--- How to complete this task ---
All entries below must be given again exactly as they stand.

---------- Working data

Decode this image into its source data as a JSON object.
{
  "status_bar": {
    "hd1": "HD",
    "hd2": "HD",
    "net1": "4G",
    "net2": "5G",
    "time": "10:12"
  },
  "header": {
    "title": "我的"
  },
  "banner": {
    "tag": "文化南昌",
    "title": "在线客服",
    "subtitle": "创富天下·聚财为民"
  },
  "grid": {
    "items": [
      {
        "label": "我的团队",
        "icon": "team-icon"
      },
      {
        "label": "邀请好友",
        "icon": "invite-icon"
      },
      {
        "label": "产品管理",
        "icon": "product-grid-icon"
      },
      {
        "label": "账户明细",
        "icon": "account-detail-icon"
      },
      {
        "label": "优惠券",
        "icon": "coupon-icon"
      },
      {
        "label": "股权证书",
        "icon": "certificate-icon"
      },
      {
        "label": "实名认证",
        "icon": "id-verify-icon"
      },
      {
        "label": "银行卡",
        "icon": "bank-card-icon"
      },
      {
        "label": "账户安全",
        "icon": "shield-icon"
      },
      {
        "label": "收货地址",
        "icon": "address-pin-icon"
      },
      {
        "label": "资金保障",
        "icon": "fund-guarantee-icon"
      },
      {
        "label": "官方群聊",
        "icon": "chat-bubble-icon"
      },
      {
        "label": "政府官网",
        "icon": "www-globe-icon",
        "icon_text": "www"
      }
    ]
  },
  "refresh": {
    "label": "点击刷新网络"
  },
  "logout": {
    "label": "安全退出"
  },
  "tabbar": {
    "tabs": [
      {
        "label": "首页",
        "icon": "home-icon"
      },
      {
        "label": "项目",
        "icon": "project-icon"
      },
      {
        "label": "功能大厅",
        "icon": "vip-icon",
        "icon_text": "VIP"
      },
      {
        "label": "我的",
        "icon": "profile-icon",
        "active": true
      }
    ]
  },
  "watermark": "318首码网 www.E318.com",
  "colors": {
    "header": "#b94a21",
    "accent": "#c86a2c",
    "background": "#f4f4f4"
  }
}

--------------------

--- Output ---
Decode this image into its source data as a JSON object.
{
  "status_bar": {
    "hd1": "HD",
    "hd2": "HD",
    "net1": "4G",
    "net2": "5G",
    "time": "10:12"
  },
  "header": {
    "title": "我的"
  },
  "banner": {
    "tag": "文化南昌",
    "title": "在线客服",
    "subtitle": "创富天下·聚财为民"
  },
  "grid": {
    "items": [
      {
        "label": "我的团队",
        "icon": "team-icon"
      },
      {
        "label": "邀请好友",
        "icon": "invite-icon"
      },
      {
        "label": "产品管理",
        "icon": "product-grid-icon"
      },
      {
        "label": "账户明细",
        "icon": "account-detail-icon"
      },
      {
        "label": "优惠券",
        "icon": "coupon-icon"
      },
      {
        "label": "股权证书",
        "icon": "certificate-icon"
      },
      {
        "label": "实名认证",
        "icon": "id-verify-icon"
      },
      {
        "label": "银行卡",
        "icon": "bank-card-icon"
      },
      {
        "label": "账户安全",
        "icon": "shield-icon"
      },
      {
        "label": "收货地址",
        "icon": "address-pin-icon"
      },
      {
        "label": "资金保障",
        "icon": "fund-guarantee-icon"
      },
      {
        "label": "官方群聊",
        "icon": "chat-bubble-icon"
      },
      {
        "label": "政府官网",
        "icon": "www-globe-icon",
        "icon_text": "www"
      }
    ]
  },
  "refresh": {
    "label": "点击刷新网络"
  },
  "logout": {
    "label": "安全退出"
  },
  "tabbar": {
    "tabs": [
      {
        "label": "首页",
        "icon": "home-icon"
      },
      {
        "label": "项目",
        "icon": "project-icon"
      },
      {
        "label": "功能大厅",
        "icon": "vip-icon",
        "icon_text": "VIP"
      },
      {
        "label": "我的",
        "icon": "profile-icon",
        "active": true
      }
    ]
  },
  "watermark": "318首码网 www.E318.com",
  "colors": {
    "header": "#b94a21",
    "accent": "#c86a2c",
    "background": "#f4f4f4"
  }
}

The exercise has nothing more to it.